§ **TASK MATERIAL**:
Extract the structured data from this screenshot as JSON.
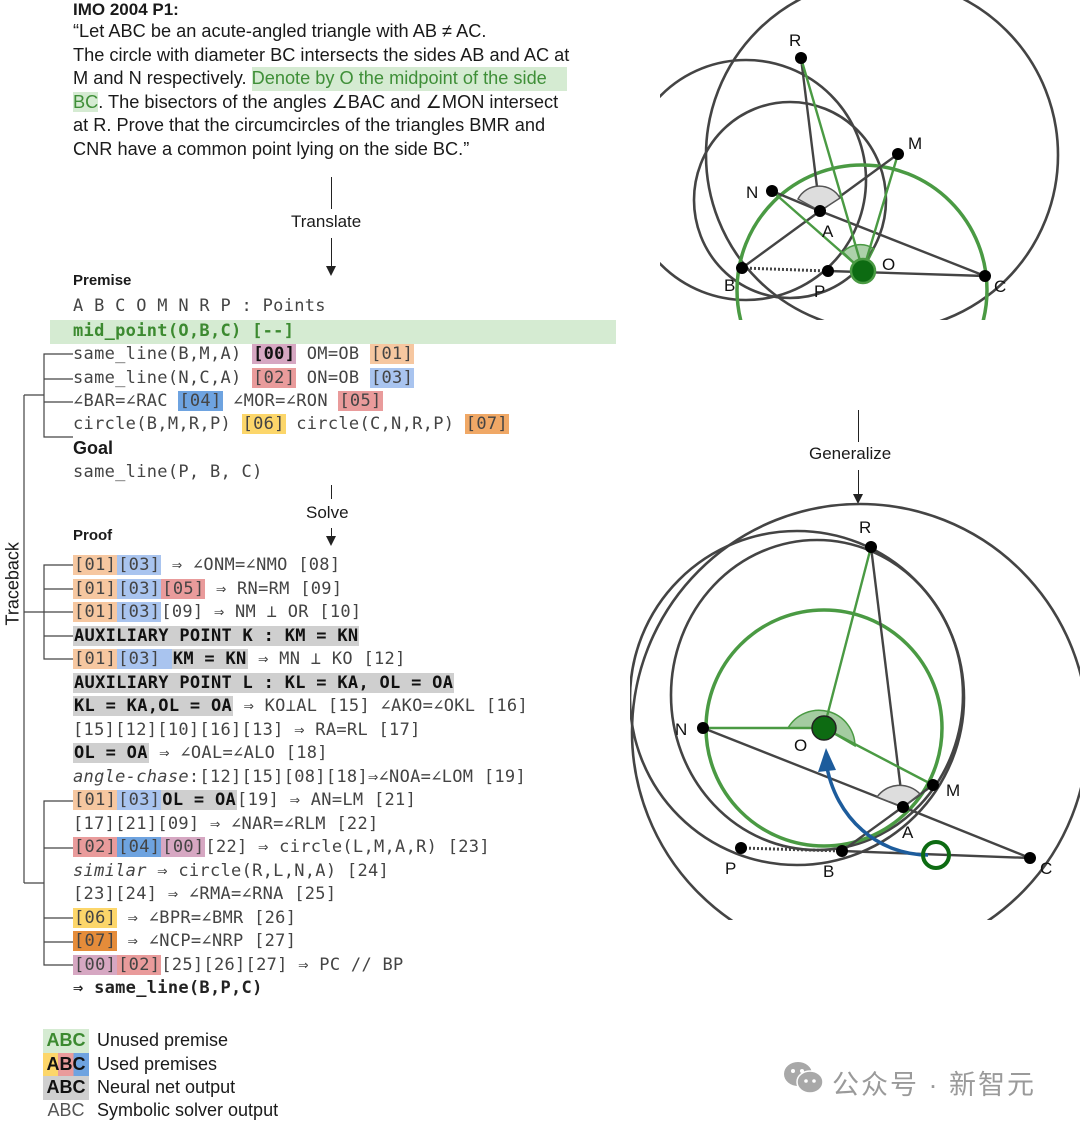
{
  "problem": {
    "title": "IMO 2004 P1:",
    "line1": "“Let ABC be an acute-angled triangle with AB ≠ AC.",
    "line2": "The circle with diameter BC intersects the sides AB and AC at",
    "line3_plain": "M and N respectively. ",
    "line3_highlight": "Denote by O the midpoint of the side",
    "line4_highlight": "BC",
    "line4_plain": ". The bisectors of the angles ∠BAC and ∠MON intersect",
    "line5": "at R. Prove that the circumcircles of the triangles BMR and",
    "line6": "CNR have a common point lying on the side BC.”"
  },
  "arrows": {
    "translate": "Translate",
    "solve": "Solve",
    "generalize": "Generalize"
  },
  "premise": {
    "heading": "Premise",
    "points_line": "A B C O M N R P : Points",
    "unused": "mid_point(O,B,C) [--]",
    "rows": [
      {
        "a": "same_line(B,M,A) ",
        "a_tag": "[00]",
        "b": " OM=OB ",
        "b_tag": "[01]"
      },
      {
        "a": "same_line(N,C,A) ",
        "a_tag": "[02]",
        "b": " ON=OB ",
        "b_tag": "[03]"
      },
      {
        "a": "∠BAR=∠RAC ",
        "a_tag": "[04]",
        "b": " ∠MOR=∠RON ",
        "b_tag": "[05]"
      },
      {
        "a": "circle(B,M,R,P) ",
        "a_tag": "[06]",
        "b": " circle(C,N,R,P) ",
        "b_tag": "[07]"
      }
    ]
  },
  "goal": {
    "heading": "Goal",
    "statement": "same_line(P, B, C)"
  },
  "proof": {
    "heading": "Proof",
    "lines": {
      "l1": {
        "t1": "[01]",
        "t2": "[03]",
        "rest": " ⇒ ∠ONM=∠NMO [08]"
      },
      "l2": {
        "t1": "[01]",
        "t2": "[03]",
        "t3": "[05]",
        "rest": " ⇒ RN=RM [09]"
      },
      "l3": {
        "t1": "[01]",
        "t2": "[03]",
        "rest": "[09] ⇒ NM ⊥ OR [10]"
      },
      "l4": {
        "neural": "AUXILIARY POINT K : KM = KN"
      },
      "l5": {
        "t1": "[01]",
        "t2": "[03] ",
        "neural": "KM = KN",
        "rest": " ⇒ MN ⊥ KO [12]"
      },
      "l6": {
        "neural": "AUXILIARY POINT L : KL = KA, OL = OA"
      },
      "l7": {
        "neural": "KL = KA,OL = OA",
        "rest": " ⇒ KO⊥AL [15] ∠AKO=∠OKL [16]"
      },
      "l8": {
        "rest": "[15][12][10][16][13] ⇒ RA=RL [17]"
      },
      "l9": {
        "neural": "OL = OA",
        "rest": " ⇒ ∠OAL=∠ALO [18]"
      },
      "l10": {
        "italic": "angle-chase",
        "rest": ":[12][15][08][18]⇒∠NOA=∠LOM [19]"
      },
      "l11": {
        "t1": "[01]",
        "t2": "[03]",
        "neural": "OL = OA",
        "rest": "[19] ⇒ AN=LM [21]"
      },
      "l12": {
        "rest": "[17][21][09] ⇒ ∠NAR=∠RLM [22]"
      },
      "l13": {
        "t1": "[02]",
        "t2": "[04]",
        "t3": "[00]",
        "rest": "[22] ⇒ circle(L,M,A,R) [23]"
      },
      "l14": {
        "italic": "similar",
        "rest": " ⇒ circle(R,L,N,A) [24]"
      },
      "l15": {
        "rest": "[23][24] ⇒ ∠RMA=∠RNA [25]"
      },
      "l16": {
        "t1": "[06]",
        "rest": " ⇒ ∠BPR=∠BMR [26]"
      },
      "l17": {
        "t1": "[07]",
        "rest": " ⇒ ∠NCP=∠NRP [27]"
      },
      "l18": {
        "t1": "[00]",
        "t2": "[02]",
        "rest": "[25][26][27] ⇒ PC // BP"
      },
      "l19": {
        "rest": "⇒ same_line(B,P,C)"
      }
    }
  },
  "traceback_label": "Traceback",
  "legend": [
    {
      "swatch": "ABC",
      "label": "Unused premise"
    },
    {
      "swatch": "ABC",
      "label": "Used premises"
    },
    {
      "swatch": "ABC",
      "label": "Neural net output"
    },
    {
      "swatch": "ABC",
      "label": "Symbolic solver output"
    }
  ],
  "diagram_top": {
    "labels": {
      "R": "R",
      "M": "M",
      "N": "N",
      "A": "A",
      "O": "O",
      "B": "B",
      "P": "P",
      "C": "C"
    }
  },
  "diagram_bottom": {
    "labels": {
      "R": "R",
      "N": "N",
      "O": "O",
      "M": "M",
      "A": "A",
      "P": "P",
      "B": "B",
      "C": "C"
    }
  },
  "colors": {
    "unused_green": "#3c8a30",
    "unused_bg": "#d5ebd2",
    "neural_gray": "#cfcfcf",
    "diagram_green": "#4a9a43",
    "diagram_dark_green": "#0d6b12",
    "arrow_blue": "#1d5c9c"
  },
  "watermark": {
    "icon": "wechat-icon",
    "text": "公众号 · 新智元"
  }
}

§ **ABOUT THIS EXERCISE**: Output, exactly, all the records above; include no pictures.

§ **COMPLETED TASK**:
Extract the structured data from this screenshot as JSON.
{
  "problem": {
    "title": "IMO 2004 P1:",
    "line1": "“Let ABC be an acute-angled triangle with AB ≠ AC.",
    "line2": "The circle with diameter BC intersects the sides AB and AC at",
    "line3_plain": "M and N respectively. ",
    "line3_highlight": "Denote by O the midpoint of the side",
    "line4_highlight": "BC",
    "line4_plain": ". The bisectors of the angles ∠BAC and ∠MON intersect",
    "line5": "at R. Prove that the circumcircles of the triangles BMR and",
    "line6": "CNR have a common point lying on the side BC.”"
  },
  "arrows": {
    "translate": "Translate",
    "solve": "Solve",
    "generalize": "Generalize"
  },
  "premise": {
    "heading": "Premise",
    "points_line": "A B C O M N R P : Points",
    "unused": "mid_point(O,B,C) [--]",
    "rows": [
      {
        "a": "same_line(B,M,A) ",
        "a_tag": "[00]",
        "b": " OM=OB ",
        "b_tag": "[01]"
      },
      {
        "a": "same_line(N,C,A) ",
        "a_tag": "[02]",
        "b": " ON=OB ",
        "b_tag": "[03]"
      },
      {
        "a": "∠BAR=∠RAC ",
        "a_tag": "[04]",
        "b": " ∠MOR=∠RON ",
        "b_tag": "[05]"
      },
      {
        "a": "circle(B,M,R,P) ",
        "a_tag": "[06]",
        "b": " circle(C,N,R,P) ",
        "b_tag": "[07]"
      }
    ]
  },
  "goal": {
    "heading": "Goal",
    "statement": "same_line(P, B, C)"
  },
  "proof": {
    "heading": "Proof",
    "lines": {
      "l1": {
        "t1": "[01]",
        "t2": "[03]",
        "rest": " ⇒ ∠ONM=∠NMO [08]"
      },
      "l2": {
        "t1": "[01]",
        "t2": "[03]",
        "t3": "[05]",
        "rest": " ⇒ RN=RM [09]"
      },
      "l3": {
        "t1": "[01]",
        "t2": "[03]",
        "rest": "[09] ⇒ NM ⊥ OR [10]"
      },
      "l4": {
        "neural": "AUXILIARY POINT K : KM = KN"
      },
      "l5": {
        "t1": "[01]",
        "t2": "[03] ",
        "neural": "KM = KN",
        "rest": " ⇒ MN ⊥ KO [12]"
      },
      "l6": {
        "neural": "AUXILIARY POINT L : KL = KA, OL = OA"
      },
      "l7": {
        "neural": "KL = KA,OL = OA",
        "rest": " ⇒ KO⊥AL [15] ∠AKO=∠OKL [16]"
      },
      "l8": {
        "rest": "[15][12][10][16][13] ⇒ RA=RL [17]"
      },
      "l9": {
        "neural": "OL = OA",
        "rest": " ⇒ ∠OAL=∠ALO [18]"
      },
      "l10": {
        "italic": "angle-chase",
        "rest": ":[12][15][08][18]⇒∠NOA=∠LOM [19]"
      },
      "l11": {
        "t1": "[01]",
        "t2": "[03]",
        "neural": "OL = OA",
        "rest": "[19] ⇒ AN=LM [21]"
      },
      "l12": {
        "rest": "[17][21][09] ⇒ ∠NAR=∠RLM [22]"
      },
      "l13": {
        "t1": "[02]",
        "t2": "[04]",
        "t3": "[00]",
        "rest": "[22] ⇒ circle(L,M,A,R) [23]"
      },
      "l14": {
        "italic": "similar",
        "rest": " ⇒ circle(R,L,N,A) [24]"
      },
      "l15": {
        "rest": "[23][24] ⇒ ∠RMA=∠RNA [25]"
      },
      "l16": {
        "t1": "[06]",
        "rest": " ⇒ ∠BPR=∠BMR [26]"
      },
      "l17": {
        "t1": "[07]",
        "rest": " ⇒ ∠NCP=∠NRP [27]"
      },
      "l18": {
        "t1": "[00]",
        "t2": "[02]",
        "rest": "[25][26][27] ⇒ PC // BP"
      },
      "l19": {
        "rest": "⇒ same_line(B,P,C)"
      }
    }
  },
  "traceback_label": "Traceback",
  "legend": [
    {
      "swatch": "ABC",
      "label": "Unused premise"
    },
    {
      "swatch": "ABC",
      "label": "Used premises"
    },
    {
      "swatch": "ABC",
      "label": "Neural net output"
    },
    {
      "swatch": "ABC",
      "label": "Symbolic solver output"
    }
  ],
  "diagram_top": {
    "labels": {
      "R": "R",
      "M": "M",
      "N": "N",
      "A": "A",
      "O": "O",
      "B": "B",
      "P": "P",
      "C": "C"
    }
  },
  "diagram_bottom": {
    "labels": {
      "R": "R",
      "N": "N",
      "O": "O",
      "M": "M",
      "A": "A",
      "P": "P",
      "B": "B",
      "C": "C"
    }
  },
  "colors": {
    "unused_green": "#3c8a30",
    "unused_bg": "#d5ebd2",
    "neural_gray": "#cfcfcf",
    "diagram_green": "#4a9a43",
    "diagram_dark_green": "#0d6b12",
    "arrow_blue": "#1d5c9c"
  },
  "watermark": {
    "icon": "wechat-icon",
    "text": "公众号 · 新智元"
  }
}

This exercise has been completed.